Morocco is home to a large number of private print publications, many of them critical of the government. Seventeen dailies and 90 weekly publications are in circulation. However, circulation is limited, and most papers receive subsidies from the Ministry of Communication. The government has the power to revoke licenses and suspend or confiscate publications. Broadcast news media are still dominated by the state, but residents can access critical reports through pan-Arab and other satellite channels. Francophone Moroccans can also access French-language broadcasts that provide alternative viewpoints. The internet serves as an alternate source of news and perspectives for many Moroccans. There are six online news sites, including three in French, two in Arabic, and one in English.
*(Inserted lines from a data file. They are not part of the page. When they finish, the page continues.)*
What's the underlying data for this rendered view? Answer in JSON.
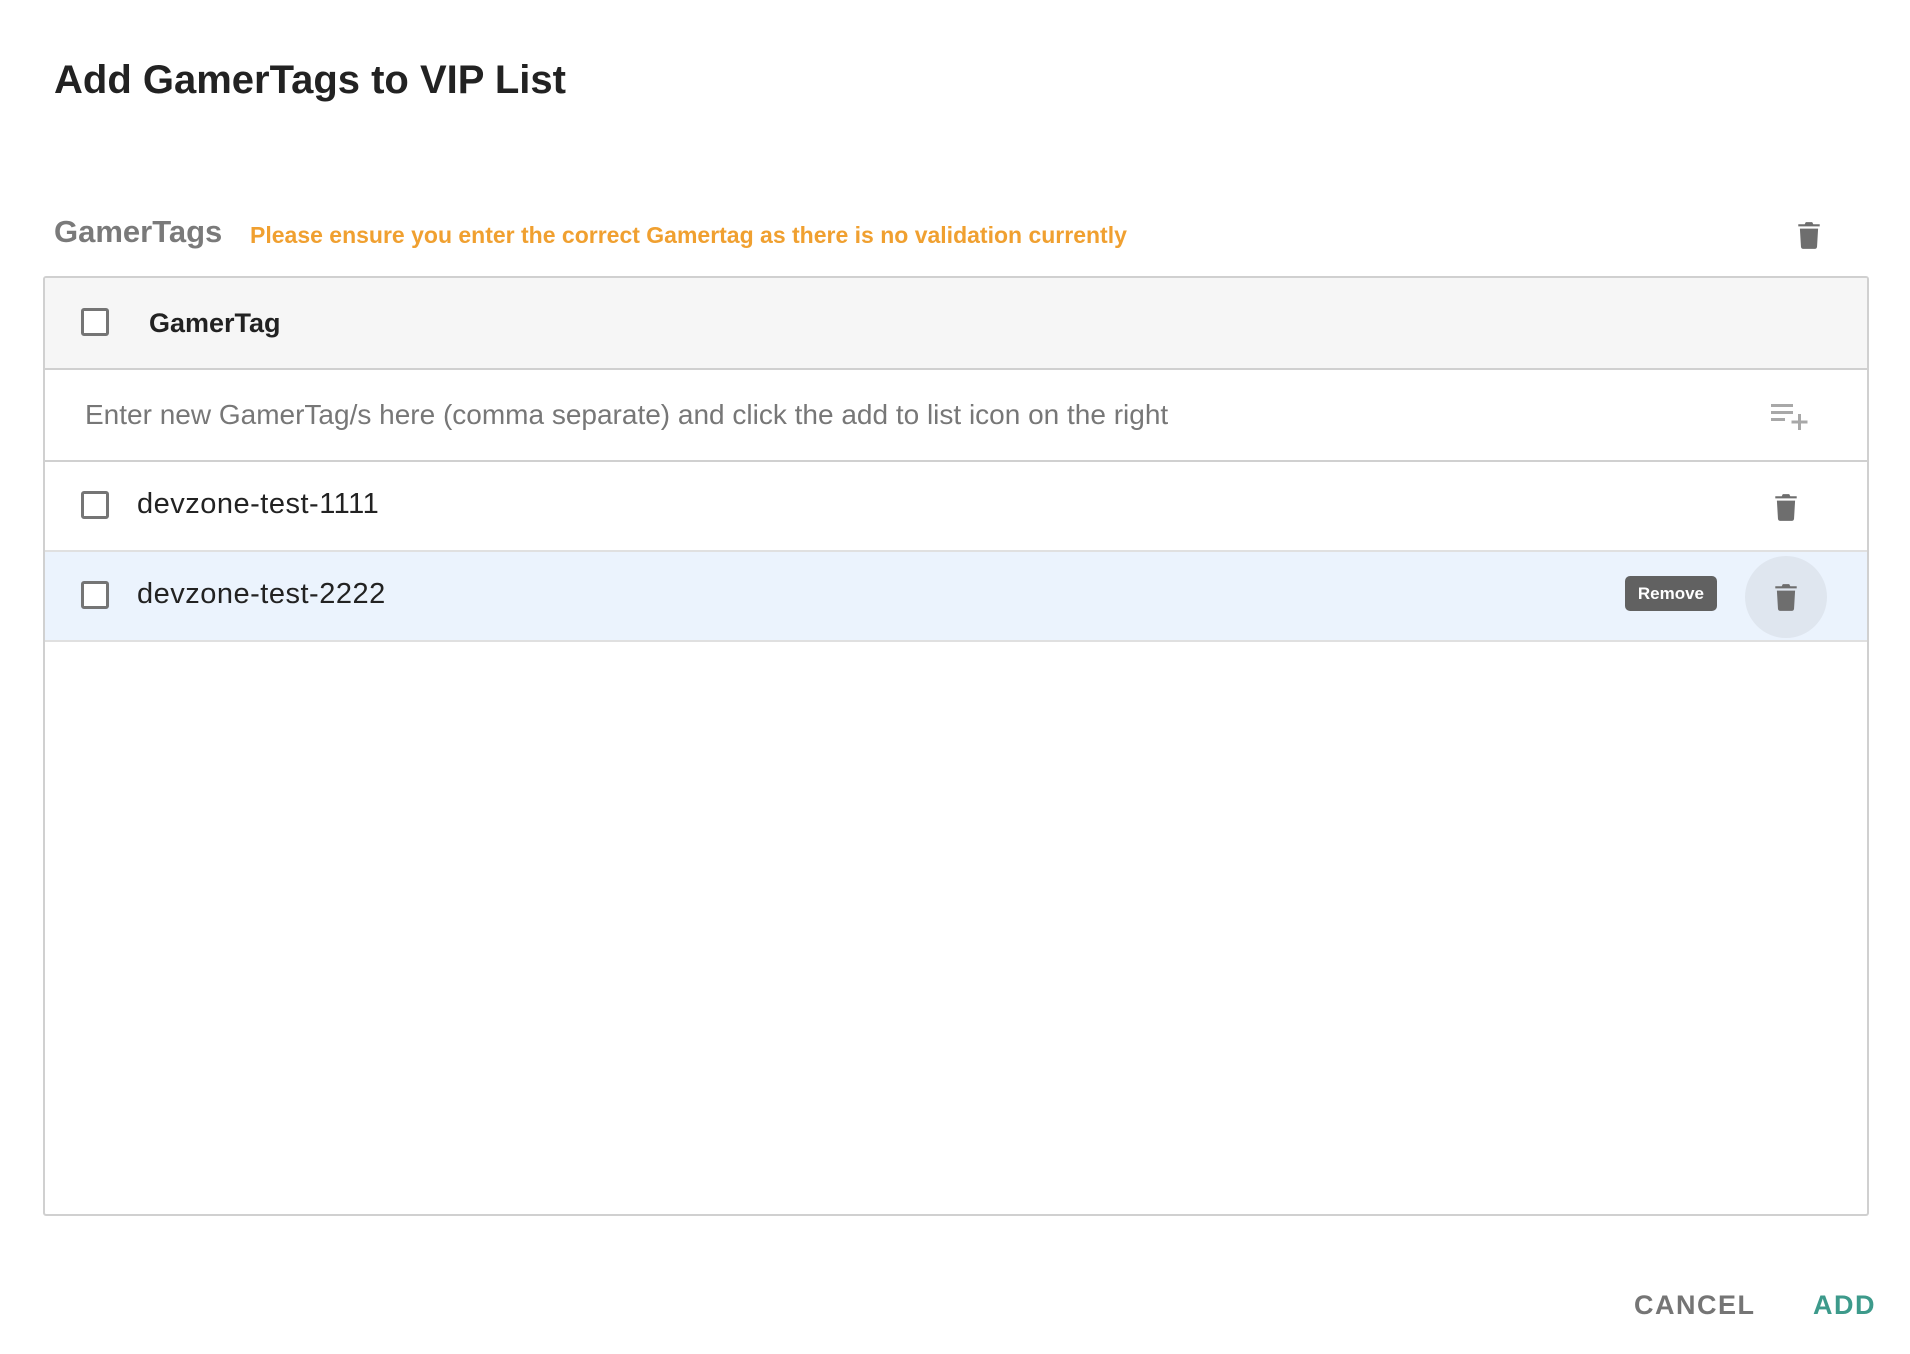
{
  "dialog": {
    "title": "Add GamerTags to VIP List"
  },
  "section": {
    "label": "GamerTags",
    "warning": "Please ensure you enter the correct Gamertag as there is no validation currently",
    "warning_color": "#f0a030"
  },
  "table": {
    "column_header": "GamerTag",
    "input_placeholder": "Enter new GamerTag/s here (comma separate) and click the add to list icon on the right",
    "input_value": "",
    "rows": [
      {
        "gamertag": "devzone-test-1111",
        "checked": false
      },
      {
        "gamertag": "devzone-test-2222",
        "checked": false,
        "hovered": true
      }
    ],
    "tooltip": "Remove"
  },
  "icons": {
    "delete": "trash-icon",
    "add_to_list": "playlist-add-icon"
  },
  "footer": {
    "cancel_label": "CANCEL",
    "add_label": "ADD",
    "add_color": "#3d9a8b"
  }
}
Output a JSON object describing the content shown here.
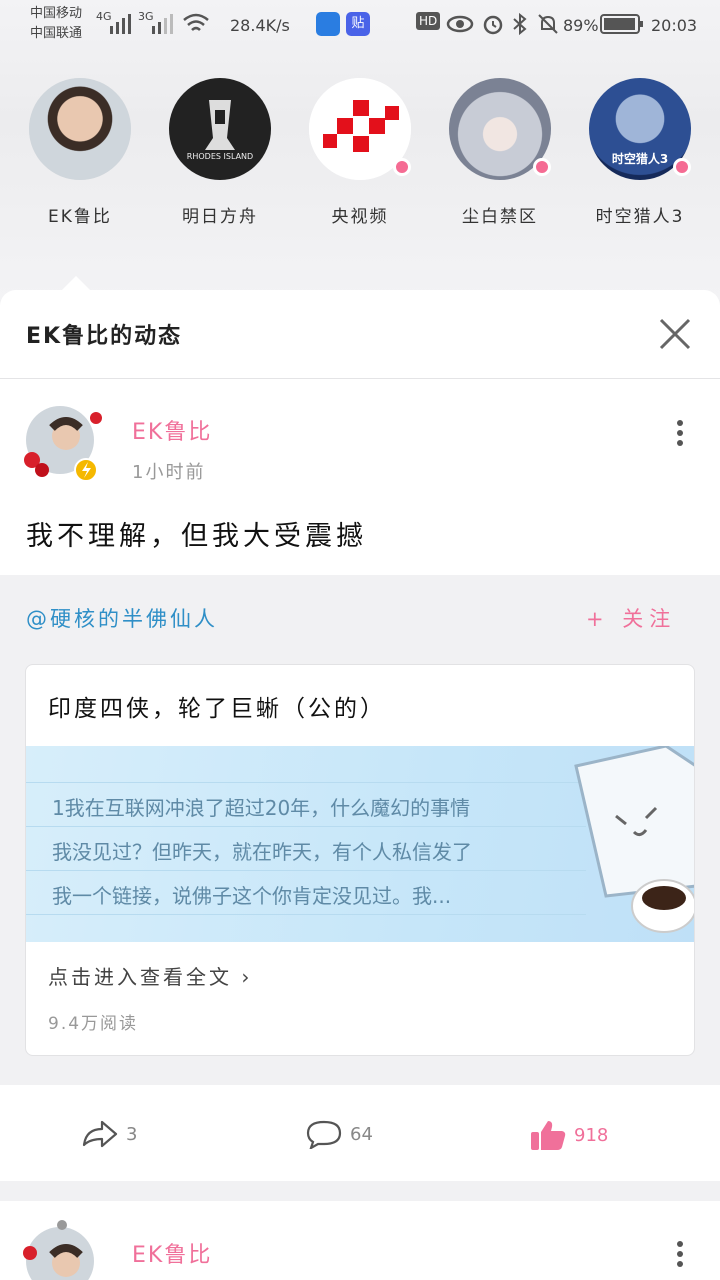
{
  "status_bar": {
    "carrier1": "中国移动",
    "carrier2": "中国联通",
    "net1": "4G",
    "net2": "3G",
    "speed": "28.4K/s",
    "hd": "HD",
    "battery": "89%",
    "time": "20:03"
  },
  "following": [
    {
      "name": "EK鲁比",
      "live": false
    },
    {
      "name": "明日方舟",
      "live": false,
      "avatar_text": "RHODES ISLAND"
    },
    {
      "name": "央视频",
      "live": true
    },
    {
      "name": "尘白禁区",
      "live": true
    },
    {
      "name": "时空猎人3",
      "live": true,
      "avatar_text": "时空猎人3"
    }
  ],
  "sheet": {
    "title": "EK鲁比的动态"
  },
  "post": {
    "author": "EK鲁比",
    "time": "1小时前",
    "text": "我不理解，但我大受震撼",
    "mention": "@硬核的半佛仙人",
    "follow_label": "+ 关注",
    "card": {
      "title": "印度四侠，轮了巨蜥（公的）",
      "banner_lines": [
        "1我在互联网冲浪了超过20年，什么魔幻的事情",
        "我没见过？但昨天，就在昨天，有个人私信发了",
        "我一个链接，说佛子这个你肯定没见过。我..."
      ],
      "link": "点击进入查看全文 ›",
      "reads": "9.4万阅读"
    },
    "actions": {
      "share": "3",
      "comment": "64",
      "like": "918"
    }
  },
  "post2": {
    "author": "EK鲁比"
  },
  "colors": {
    "accent_pink": "#f0709a",
    "link_blue": "#2f8fc7"
  }
}
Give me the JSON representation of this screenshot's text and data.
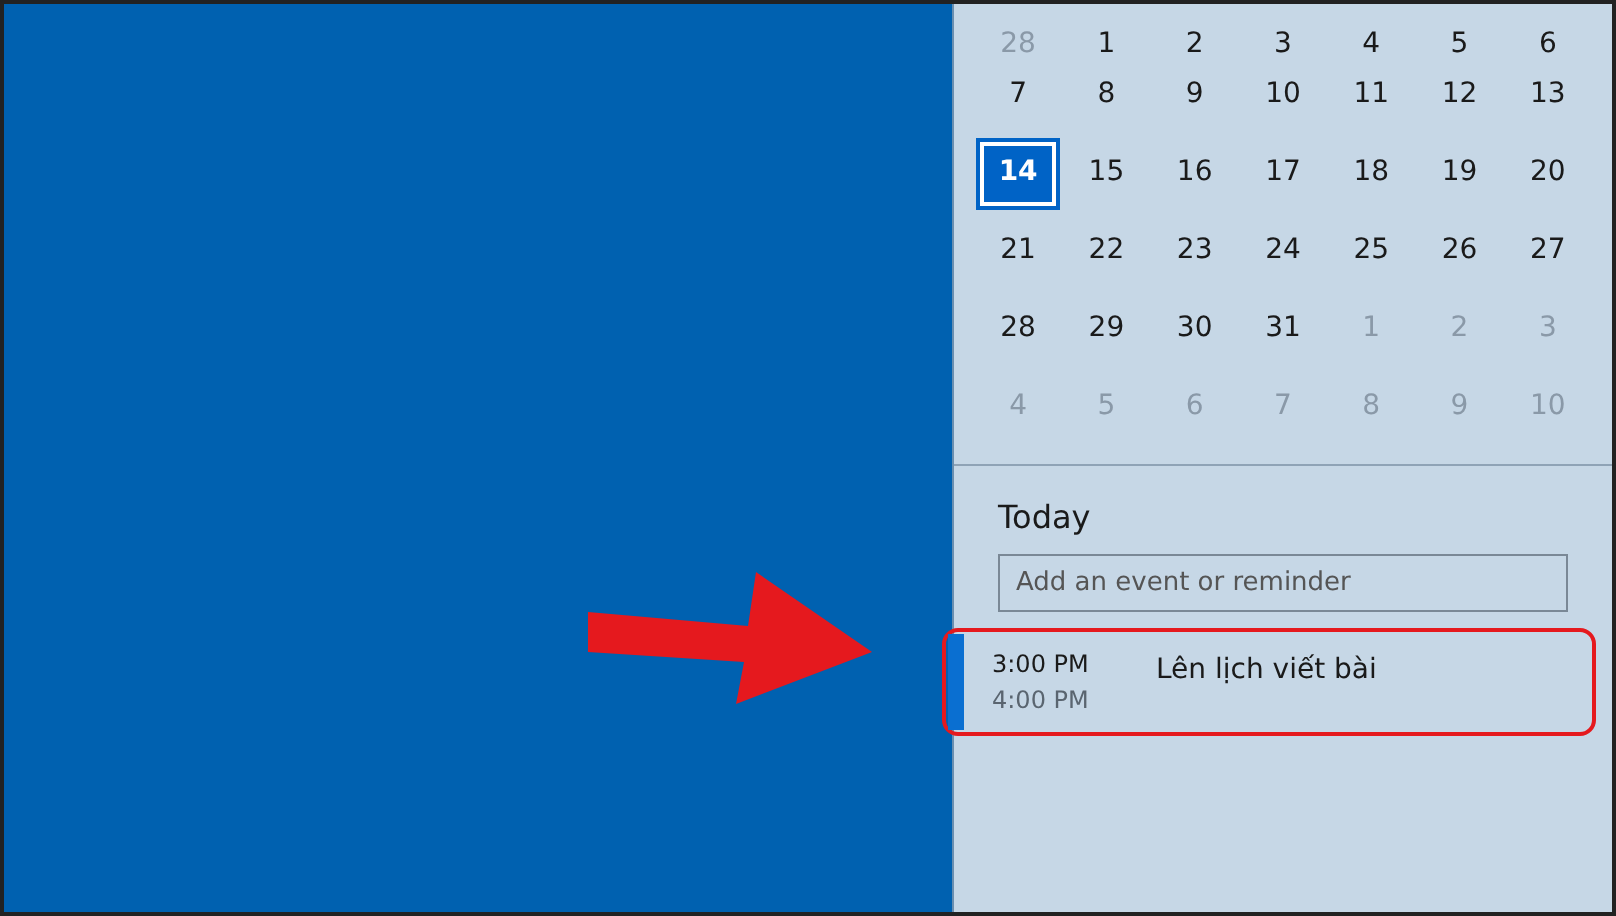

There is no official legislation regulating internet content or access, but the government occasionally blocks certain websites and online tools, including Google Earth and Livejournal. In May 2007, access to the video-sharing site YouTube was temporarily blocked by the state-owned ISP Maroc Telecom though it was still available through smaller, privately-owned providers. Slightly over 21 percent of the population accessed the internet in 2007.